The film is shot with breathtaking beauty, where each sequence feels meticulously planned. Can you tell us about your cinematic vision with cinematographer Marko Brdar (whom you also worked with on Dad). 

Marko is similar to me - he is much happier when filming wild animals rather than commercial film. We shot with a standard Arri Alexa for two days [within the community] and the remaining 23 days in the nearby wooded region of Brda - Slovenia’s ‘land of hills’. The approach was about observing, almost exaggerating, people and landscapes. Some say this is more like poetry and literature - maybe they are right …    

How did you find the two lead actresses - the mother (Nataša Tic Ralijan) and her daughter (Vida Rucli)? 

I have never held a casting audition - all the people in my films I come across in life. And I don’t have rehearsals, the first day of shooting is the first day of rehearsals. Fortunately most of the people I invite to work with me are happy to work in this process. I want people to trust that anybody can be anything. 

Nataša Tic Ralijan is interesting as she is a well-known comedian in Slovenia. I wanted to have a human figure that is not necessarily only perceived as a woman; you could see her as boy or an old fisherman. I also knew she had suffered a very serious illness ten years ago, so she had this experience of new life. But for Slovenian audiences who are used to seeing her in sexy outfits with blonde hair and large breasts - they will be thrown into another world.   

Can you talk about your inspiration for the orchestral music that plays throughout the film?  

There was a sacred notion to the film - for me, it was similar to the 14 stages of Jesus’ last walk. So when I heard a modern classical version of Stabat Mater - the symphonies of Virgin Mary’s life - I knew this was the music for the film. Interestingly, mater means ‘mother’ in Czech. 

Is there a likliehood of Mother getting a theatrical release in Slovenian cinemas?    

For a country where cinema doesn’t really exist, nor do people seem to care about it, it’s fortunate Slovenia, in particular Ljubljana, has a very good art cinema (Kinodvor) and cinema network. Because of the enthusiasm from this group of people and the support that Europe gives to smaller films like mine, we can have a distribution plan that includes screenings at Kinodvar and similar arthouse venues around Slovenia [organised through Kinodvar]. They care about your audience and your film.  

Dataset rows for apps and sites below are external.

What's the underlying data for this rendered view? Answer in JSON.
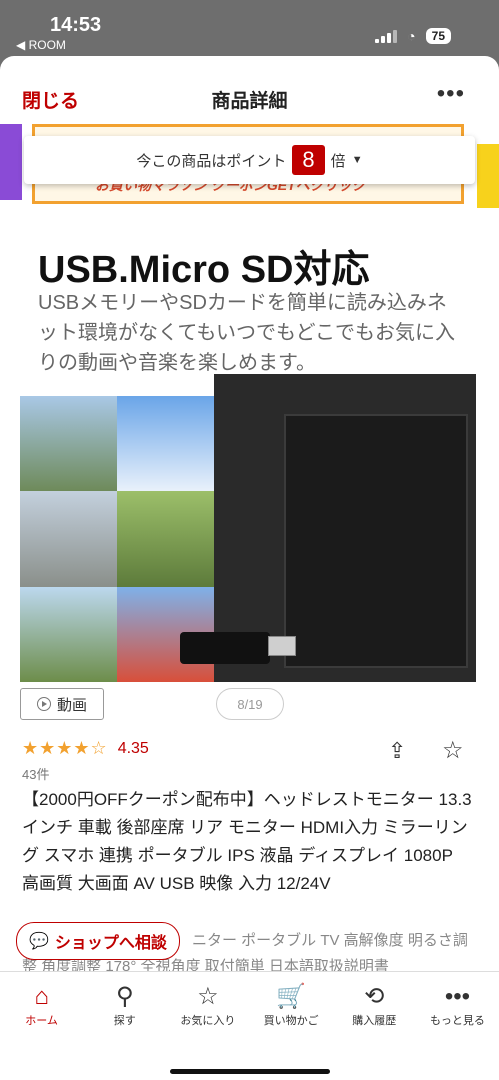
{
  "status": {
    "time": "14:53",
    "back_label": "◀ ROOM",
    "battery": "75"
  },
  "header": {
    "close_label": "閉じる",
    "title": "商品詳細",
    "more_icon": "•••"
  },
  "banner": {
    "text": "お買い物マラソン クーポンGETへクリック"
  },
  "points": {
    "prefix": "今この商品はポイント",
    "multiplier": "8",
    "suffix": "倍"
  },
  "hero": {
    "title": "USB.Micro SD対応",
    "subtitle": "USBメモリーやSDカードを簡単に読み込みネット環境がなくてもいつでもどこでもお気に入りの動画や音楽を楽しめます。"
  },
  "media": {
    "video_label": "動画",
    "pager": "8/19"
  },
  "rating": {
    "stars": "★★★★☆",
    "score": "4.35",
    "count": "43件"
  },
  "product": {
    "name": "【2000円OFFクーポン配布中】ヘッドレストモニター 13.3インチ 車載 後部座席 リア モニター HDMI入力 ミラーリング スマホ 連携 ポータブル IPS 液晶 ディスプレイ 1080P 高画質 大画面 AV USB 映像 入力 12/24V",
    "desc_more": "ニター ポータブル TV 高解像度 明るさ調整 角度調整 178° 全視角度 取付簡単 日本語取扱説明書"
  },
  "shop_chip": {
    "label": "ショップへ相談"
  },
  "nav": [
    {
      "label": "ホーム",
      "icon": "⌂"
    },
    {
      "label": "探す",
      "icon": "⚲"
    },
    {
      "label": "お気に入り",
      "icon": "☆"
    },
    {
      "label": "買い物かご",
      "icon": "🛒"
    },
    {
      "label": "購入履歴",
      "icon": "⟲"
    },
    {
      "label": "もっと見る",
      "icon": "•••"
    }
  ]
}
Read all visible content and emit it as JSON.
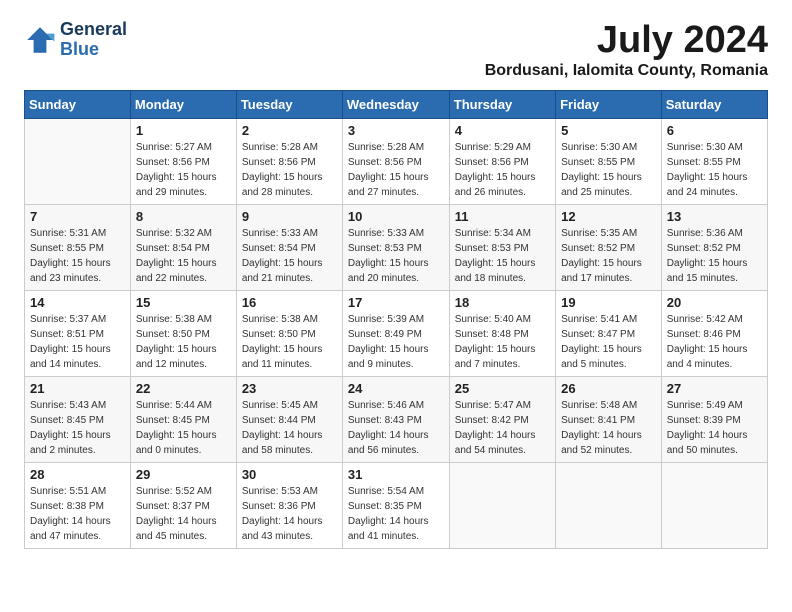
{
  "header": {
    "logo_line1": "General",
    "logo_line2": "Blue",
    "month_year": "July 2024",
    "location": "Bordusani, Ialomita County, Romania"
  },
  "days_of_week": [
    "Sunday",
    "Monday",
    "Tuesday",
    "Wednesday",
    "Thursday",
    "Friday",
    "Saturday"
  ],
  "weeks": [
    [
      {
        "day": "",
        "info": ""
      },
      {
        "day": "1",
        "info": "Sunrise: 5:27 AM\nSunset: 8:56 PM\nDaylight: 15 hours\nand 29 minutes."
      },
      {
        "day": "2",
        "info": "Sunrise: 5:28 AM\nSunset: 8:56 PM\nDaylight: 15 hours\nand 28 minutes."
      },
      {
        "day": "3",
        "info": "Sunrise: 5:28 AM\nSunset: 8:56 PM\nDaylight: 15 hours\nand 27 minutes."
      },
      {
        "day": "4",
        "info": "Sunrise: 5:29 AM\nSunset: 8:56 PM\nDaylight: 15 hours\nand 26 minutes."
      },
      {
        "day": "5",
        "info": "Sunrise: 5:30 AM\nSunset: 8:55 PM\nDaylight: 15 hours\nand 25 minutes."
      },
      {
        "day": "6",
        "info": "Sunrise: 5:30 AM\nSunset: 8:55 PM\nDaylight: 15 hours\nand 24 minutes."
      }
    ],
    [
      {
        "day": "7",
        "info": "Sunrise: 5:31 AM\nSunset: 8:55 PM\nDaylight: 15 hours\nand 23 minutes."
      },
      {
        "day": "8",
        "info": "Sunrise: 5:32 AM\nSunset: 8:54 PM\nDaylight: 15 hours\nand 22 minutes."
      },
      {
        "day": "9",
        "info": "Sunrise: 5:33 AM\nSunset: 8:54 PM\nDaylight: 15 hours\nand 21 minutes."
      },
      {
        "day": "10",
        "info": "Sunrise: 5:33 AM\nSunset: 8:53 PM\nDaylight: 15 hours\nand 20 minutes."
      },
      {
        "day": "11",
        "info": "Sunrise: 5:34 AM\nSunset: 8:53 PM\nDaylight: 15 hours\nand 18 minutes."
      },
      {
        "day": "12",
        "info": "Sunrise: 5:35 AM\nSunset: 8:52 PM\nDaylight: 15 hours\nand 17 minutes."
      },
      {
        "day": "13",
        "info": "Sunrise: 5:36 AM\nSunset: 8:52 PM\nDaylight: 15 hours\nand 15 minutes."
      }
    ],
    [
      {
        "day": "14",
        "info": "Sunrise: 5:37 AM\nSunset: 8:51 PM\nDaylight: 15 hours\nand 14 minutes."
      },
      {
        "day": "15",
        "info": "Sunrise: 5:38 AM\nSunset: 8:50 PM\nDaylight: 15 hours\nand 12 minutes."
      },
      {
        "day": "16",
        "info": "Sunrise: 5:38 AM\nSunset: 8:50 PM\nDaylight: 15 hours\nand 11 minutes."
      },
      {
        "day": "17",
        "info": "Sunrise: 5:39 AM\nSunset: 8:49 PM\nDaylight: 15 hours\nand 9 minutes."
      },
      {
        "day": "18",
        "info": "Sunrise: 5:40 AM\nSunset: 8:48 PM\nDaylight: 15 hours\nand 7 minutes."
      },
      {
        "day": "19",
        "info": "Sunrise: 5:41 AM\nSunset: 8:47 PM\nDaylight: 15 hours\nand 5 minutes."
      },
      {
        "day": "20",
        "info": "Sunrise: 5:42 AM\nSunset: 8:46 PM\nDaylight: 15 hours\nand 4 minutes."
      }
    ],
    [
      {
        "day": "21",
        "info": "Sunrise: 5:43 AM\nSunset: 8:45 PM\nDaylight: 15 hours\nand 2 minutes."
      },
      {
        "day": "22",
        "info": "Sunrise: 5:44 AM\nSunset: 8:45 PM\nDaylight: 15 hours\nand 0 minutes."
      },
      {
        "day": "23",
        "info": "Sunrise: 5:45 AM\nSunset: 8:44 PM\nDaylight: 14 hours\nand 58 minutes."
      },
      {
        "day": "24",
        "info": "Sunrise: 5:46 AM\nSunset: 8:43 PM\nDaylight: 14 hours\nand 56 minutes."
      },
      {
        "day": "25",
        "info": "Sunrise: 5:47 AM\nSunset: 8:42 PM\nDaylight: 14 hours\nand 54 minutes."
      },
      {
        "day": "26",
        "info": "Sunrise: 5:48 AM\nSunset: 8:41 PM\nDaylight: 14 hours\nand 52 minutes."
      },
      {
        "day": "27",
        "info": "Sunrise: 5:49 AM\nSunset: 8:39 PM\nDaylight: 14 hours\nand 50 minutes."
      }
    ],
    [
      {
        "day": "28",
        "info": "Sunrise: 5:51 AM\nSunset: 8:38 PM\nDaylight: 14 hours\nand 47 minutes."
      },
      {
        "day": "29",
        "info": "Sunrise: 5:52 AM\nSunset: 8:37 PM\nDaylight: 14 hours\nand 45 minutes."
      },
      {
        "day": "30",
        "info": "Sunrise: 5:53 AM\nSunset: 8:36 PM\nDaylight: 14 hours\nand 43 minutes."
      },
      {
        "day": "31",
        "info": "Sunrise: 5:54 AM\nSunset: 8:35 PM\nDaylight: 14 hours\nand 41 minutes."
      },
      {
        "day": "",
        "info": ""
      },
      {
        "day": "",
        "info": ""
      },
      {
        "day": "",
        "info": ""
      }
    ]
  ]
}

Can you talk more about this supportive film community? 

In Slovenia, production companies are like family - everybody, especially the older generations of filmmakers, help at no added cost. When production starts, they show up with all their equipment - cameras, vans. It’s wonderful, and helps keep production costs down. 

In addition to co-founding the Slovenian Cinematheque in 1994 (after the breakup of Yugoslavia), you have also started the Isola Film Festival. Is that your main focus throughout the year?  

It’s a big focus for me - I wanted to create a space in Slovenia that shows experimental films from all over the world that will never get distribution, sort of like a place where all the people that have been thrown off the ‘mainland’ [by the theatre and art industry that according to Škafar has utilised a majority of the Slovenian arts funding due to cultural heritage] could find a haven on the ‘island’.  

Aside from the festival, I am stepping back from film, and focusing on writing short stories and eventually novels.  

Mother was made with the support of Media Development, Eurimage, Regional funds from Friuli-Venezia Giulia and the Slovenian Film Commission, Italian Ministry of Culture (MiBAC) as well as public funds from The Slovenian Film Centre and National Television, with a budget of approximately 800k().